As we continue to develop self-awareness it will become clear how much our ego comes into play when interacting with others. Enablers are very much aware of the need to balance their ego as too much or too little can have a devastating impact on others. The diagram illustrates some of the characteristics at both ends of the Ego continuum and where enablers strive to position their ego behaviour. As you could guess the way to keep learning about the impact of your ego on those you interact with is to encourage them to give you honest feedback. Receiving feedback often requires some courage particularly when it is critical of your behaviour; however, they are opportunities to display your humility and openness to feedback.

One of the real joys of being an enabler is the recognition that mistakes will happen and this is usually OK as they frequently provide great opportunities to learn what to do differently and more effectively. Openness to learning is linked to curiosity and the enabler demonstrates this by the way they are willing to explore new ways of doing things that are working.
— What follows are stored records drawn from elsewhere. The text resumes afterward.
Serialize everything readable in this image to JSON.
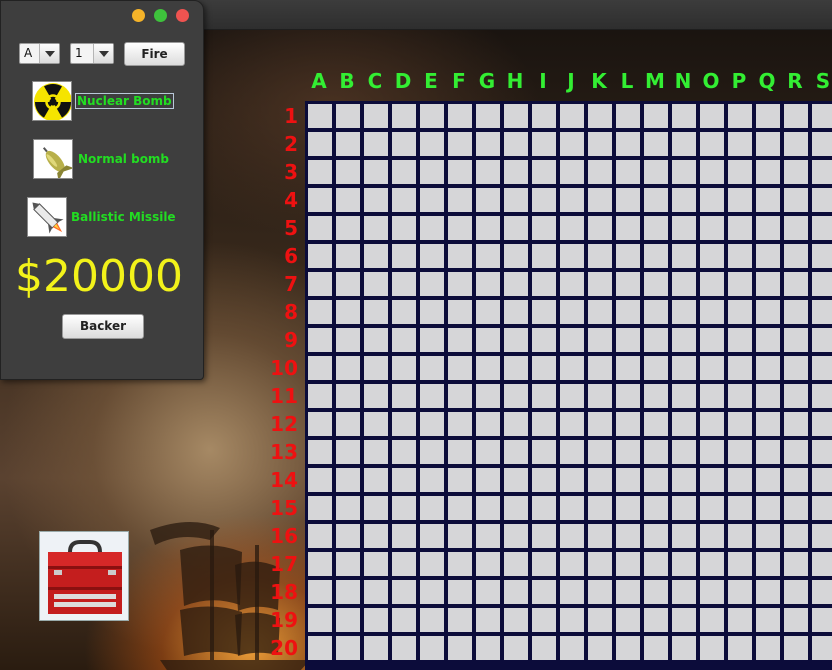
{
  "sidebar": {
    "column_select": {
      "value": "A"
    },
    "row_select": {
      "value": "1"
    },
    "fire_label": "Fire",
    "weapons": [
      {
        "label": "Nuclear Bomb",
        "icon": "radiation-icon"
      },
      {
        "label": "Normal bomb",
        "icon": "bomb-icon"
      },
      {
        "label": "Ballistic Missile",
        "icon": "missile-icon"
      }
    ],
    "money": "$20000",
    "backer_label": "Backer"
  },
  "grid": {
    "columns": [
      "A",
      "B",
      "C",
      "D",
      "E",
      "F",
      "G",
      "H",
      "I",
      "J",
      "K",
      "L",
      "M",
      "N",
      "O",
      "P",
      "Q",
      "R",
      "S"
    ],
    "rows": [
      "1",
      "2",
      "3",
      "4",
      "5",
      "6",
      "7",
      "8",
      "9",
      "10",
      "11",
      "12",
      "13",
      "14",
      "15",
      "16",
      "17",
      "18",
      "19",
      "20"
    ]
  },
  "colors": {
    "column_label": "#33ee33",
    "row_label": "#ee1111",
    "money": "#f2f21a",
    "weapon_label": "#22dd22",
    "cell": "#d6d6d8",
    "grid_line": "#0c0c3a"
  }
}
They know that there is almost always a better way of working

Enabling and Teamworking

Enabling leaders know that leadership involves a sense of duality with flexibility as they need to flow from being leaders to supporter to leaders to supporters … and so on in a team environment. Very few leaders have all the answers in a given situation and at times one or more of the team actually has the leadership nous that is needed at times in the process. Enablers can make this transition with relative ease as their focus in on achieving the goal rather on how letting someone else lead impacts on their leadership status. Transitioning from leadership to supporting becomes easy when every team member recognises the relevance of the process and accepts accountability when it appropriate for them to provide leadership. In a truly effective team the leadership changes seamlessly just as Team New Zealand demonstrated when they convincingly won the America’s Cup twice.